Orthodontics for children is a specialized branch of dentistry that focuses on the diagnosis and treatment of orthodontic issues in young patients. From misaligned teeth to improper jaw growth, these issues can have a significant impact on a child’s oral health and overall well-being. In this article, we will delve into the world of orthodontics for children, exploring the various aspects that encompass this field. We will begin by understanding the diagnosis, symptoms, and causes of orthodontic problems in children. Then, we will take a comprehensive look at the treatment options available to address these issues. Lastly, we will highlight the importance of early intervention and how orthodontics can greatly benefit a child’s oral health. So, let’s dive in and unravel the mysteries of orthodontics for children.
1) "Understanding Orthodontics for Children: Diagnosis, Symptoms, and Causes"
Orthodontics for children is a specialized branch of dentistry that focuses on diagnosing, treating, and preventing dental and facial irregularities in young patients. These irregularities, commonly known as malocclusions, include crooked teeth, overcrowding, overbites, underbites, and crossbites. Orthodontic treatment aims to correct these issues, improve oral health, and enhance the overall appearance of a child’s smile.
Diagnosing orthodontic problems in children typically involves a comprehensive evaluation by an orthodontist. This evaluation may include a thorough examination of the child’s teeth, jaws, and facial structure, as well as the use of X-rays and other diagnostic tools. Through this assessment, the orthodontist can identify any existing or potential issues and develop an appropriate treatment plan.

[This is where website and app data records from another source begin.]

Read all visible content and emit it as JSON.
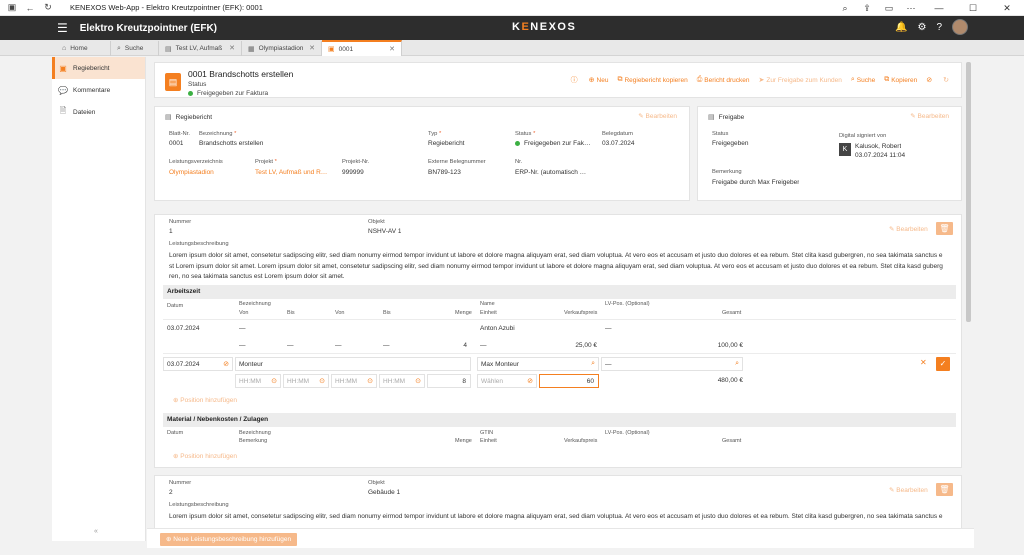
{
  "window": {
    "title": "KENEXOS Web-App - Elektro Kreutzpointner (EFK): 0001"
  },
  "appbar": {
    "company": "Elektro Kreutzpointner (EFK)",
    "logo_k": "K",
    "logo_accent": "E",
    "logo_rest": "NEXOS"
  },
  "tabs": [
    {
      "label": "Home"
    },
    {
      "label": "Suche"
    },
    {
      "label": "Test LV, Aufmaß"
    },
    {
      "label": "Olympiastadion"
    },
    {
      "label": "0001"
    }
  ],
  "sidebar": {
    "items": [
      {
        "label": "Regiebericht"
      },
      {
        "label": "Kommentare"
      },
      {
        "label": "Dateien"
      }
    ],
    "collapse": "«"
  },
  "header": {
    "title": "0001 Brandschotts erstellen",
    "status_label": "Status",
    "status_value": "Freigegeben zur Faktura",
    "actions": {
      "new": "Neu",
      "copy": "Regiebericht kopieren",
      "print": "Bericht drucken",
      "release": "Zur Freigabe zum Kunden",
      "search": "Suche",
      "clone": "Kopieren"
    }
  },
  "regiebericht": {
    "title": "Regiebericht",
    "edit": "Bearbeiten",
    "fields": {
      "blatt_nr_label": "Blatt-Nr.",
      "blatt_nr": "0001",
      "bezeichnung_label": "Bezeichnung",
      "bezeichnung": "Brandschotts erstellen",
      "typ_label": "Typ",
      "typ": "Regiebericht",
      "status_label": "Status",
      "status": "Freigegeben zur Fak…",
      "belegdatum_label": "Belegdatum",
      "belegdatum": "03.07.2024",
      "lv_label": "Leistungsverzeichnis",
      "lv": "Olympiastadion",
      "projekt_label": "Projekt",
      "projekt": "Test LV, Aufmaß und R…",
      "projekt_nr_label": "Projekt-Nr.",
      "projekt_nr": "999999",
      "ext_beleg_label": "Externe Belegnummer",
      "ext_beleg": "BN789-123",
      "nr_label": "Nr.",
      "nr": "ERP-Nr. (automatisch …"
    }
  },
  "freigabe": {
    "title": "Freigabe",
    "edit": "Bearbeiten",
    "status_label": "Status",
    "status": "Freigegeben",
    "signed_label": "Digital signiert von",
    "signed_by": "Kalusok, Robert",
    "signed_date": "03.07.2024 11:04",
    "remark_label": "Bemerkung",
    "remark": "Freigabe durch Max Freigeber"
  },
  "position1": {
    "nummer_label": "Nummer",
    "nummer": "1",
    "objekt_label": "Objekt",
    "objekt": "NSHV-AV 1",
    "edit": "Bearbeiten",
    "desc_label": "Leistungsbeschreibung",
    "desc_lines": [
      "Lorem ipsum dolor sit amet, consetetur sadipscing elitr, sed diam nonumy eirmod tempor invidunt ut labore et dolore magna aliquyam erat, sed diam voluptua. At vero eos et accusam et justo duo dolores et ea rebum. Stet clita kasd gubergren, no sea takimata sanctus e",
      "st Lorem ipsum dolor sit amet. Lorem ipsum dolor sit amet, consetetur sadipscing elitr, sed diam nonumy eirmod tempor invidunt ut labore et dolore magna aliquyam erat, sed diam voluptua. At vero eos et accusam et justo duo dolores et ea rebum. Stet clita kasd guberg",
      "ren, no sea takimata sanctus est Lorem ipsum dolor sit amet."
    ],
    "arbeitszeit": {
      "title": "Arbeitszeit",
      "col_datum": "Datum",
      "col_bezeichnung": "Bezeichnung",
      "col_von": "Von",
      "col_bis": "Bis",
      "col_von2": "Von",
      "col_bis2": "Bis",
      "col_menge": "Menge",
      "col_name": "Name",
      "col_einheit": "Einheit",
      "col_vkpreis": "Verkaufspreis",
      "col_lvpos": "LV-Pos. (Optional)",
      "col_gesamt": "Gesamt",
      "row": {
        "datum": "03.07.2024",
        "bezeichnung": "—",
        "von": "—",
        "bis": "—",
        "von2": "—",
        "bis2": "—",
        "menge": "4",
        "name": "Anton Azubi",
        "einheit": "—",
        "preis": "25,00 €",
        "lvpos": "—",
        "gesamt": "100,00 €"
      },
      "edit_row": {
        "datum": "03.07.2024",
        "bezeichnung": "Monteur",
        "time_placeholder": "HH:MM",
        "menge": "8",
        "name": "Max Monteur",
        "einheit": "Wählen",
        "preis": "60",
        "lvpos": "—",
        "gesamt": "480,00 €"
      },
      "add": "Position hinzufügen"
    },
    "material": {
      "title": "Material / Nebenkosten / Zulagen",
      "col_datum": "Datum",
      "col_bezeichnung": "Bezeichnung",
      "col_bemerkung": "Bemerkung",
      "col_menge": "Menge",
      "col_gtin": "GTIN",
      "col_einheit": "Einheit",
      "col_vkpreis": "Verkaufspreis",
      "col_lvpos": "LV-Pos. (Optional)",
      "col_gesamt": "Gesamt",
      "add": "Position hinzufügen"
    }
  },
  "position2": {
    "nummer_label": "Nummer",
    "nummer": "2",
    "objekt_label": "Objekt",
    "objekt": "Gebäude 1",
    "edit": "Bearbeiten",
    "desc_label": "Leistungsbeschreibung",
    "desc_lines": [
      "Lorem ipsum dolor sit amet, consetetur sadipscing elitr, sed diam nonumy eirmod tempor invidunt ut labore et dolore magna aliquyam erat, sed diam voluptua. At vero eos et accusam et justo duo dolores et ea rebum. Stet clita kasd gubergren, no sea takimata sanctus e"
    ]
  },
  "bottom": {
    "new_button": "Neue Leistungsbeschreibung hinzufügen"
  },
  "colors": {
    "accent": "#f47f20",
    "accent_light": "#f6b98a",
    "appbar": "#2d2d2d",
    "status_green": "#3cb043"
  }
}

One of the most common symptoms of orthodontic problems in children is misaligned or crooked teeth. This can affect a child’s bite, making it difficult for them to chew food properly and speak clearly. Additionally, children with orthodontic issues may experience discomfort or pain in their jaws, face, or head. Some children may also have difficulties breathing, especially during sleep, due to a narrow or obstructed airway caused by dental or facial irregularities.
Various factors can contribute to the development of orthodontic problems in children. Genetics play a significant role, as certain dental
2) "Treatment Options for Orthodontic Issues in Children: A Comprehensive Guide"
Orthodontic issues in children can range from mild to severe and may require different treatment options depending on the specific condition. Fortunately, advancements in orthodontic technology have provided a wide array of treatment options to address these issues effectively. In this comprehensive guide, we will explore the various treatment options available for orthodontic issues in children.
1. Traditional Braces:
Traditional braces consist of metal brackets that are bonded to the teeth and connected by wires and rubber bands. This treatment option is ideal for correcting complex orthodontic problems, such as crooked teeth, overcrowding, and misaligned bites. Braces gradually shift the teeth into their proper positions over a period of time, usually ranging from one to three years.
2. Ceramic Braces:
Ceramic braces function similarly to traditional braces but are made of tooth-colored or clear materials. This makes them less noticeable and more aesthetically pleasing, particularly for children who may be self-conscious about wearing braces. Ceramic braces are often a popular choice for older children and teenagers.
Invisalign is a revolutionary treatment option that utilizes a series of clear, removable aligners to straighten teeth. These aligners are custom-made to fit snugly over the teeth and are virtually invisible. Invisalign is a great option for children who desire a more discreet treatment method. However, it may not be suitable for all
3) "The Importance of Early Intervention: How Orthodontics Can Benefit Children’s Oral Health"
Early intervention in orthodontics can play a crucial role in enhancing children’s oral health and overall well-being. It is widely recognized that addressing orthodontic issues at a young age can lead to better outcomes and prevent potential complications later in life. This article will explore the importance of early intervention in orthodontics and how it can significantly benefit children’s oral health.
One of the primary reasons early intervention is crucial is because it allows orthodontists to identify and treat problems before they become more severe. At an early age, a child’s jaw and teeth are still developing, making it easier to guide their growth and correct any misalignments. By identifying orthodontic issues early on, orthodontists can intervene with appropriate treatment methods, such as braces or other orthodontic appliances, to guide the teeth into their proper positions.
Moreover, early intervention helps address common orthodontic problems in children, such as crowded or crooked teeth, overbites, underbites, and crossbites. These issues, if left untreated, can lead to various complications, including difficulty in chewing or speaking, increased risk of tooth decay and gum disease, and even self-esteem issues. By addressing these problems during childhood, orthodontics can significantly improve a child’s oral health, ensuring they have a functional and aesthetically pleasing smile.
Another crucial aspect of early intervention in orthodontics is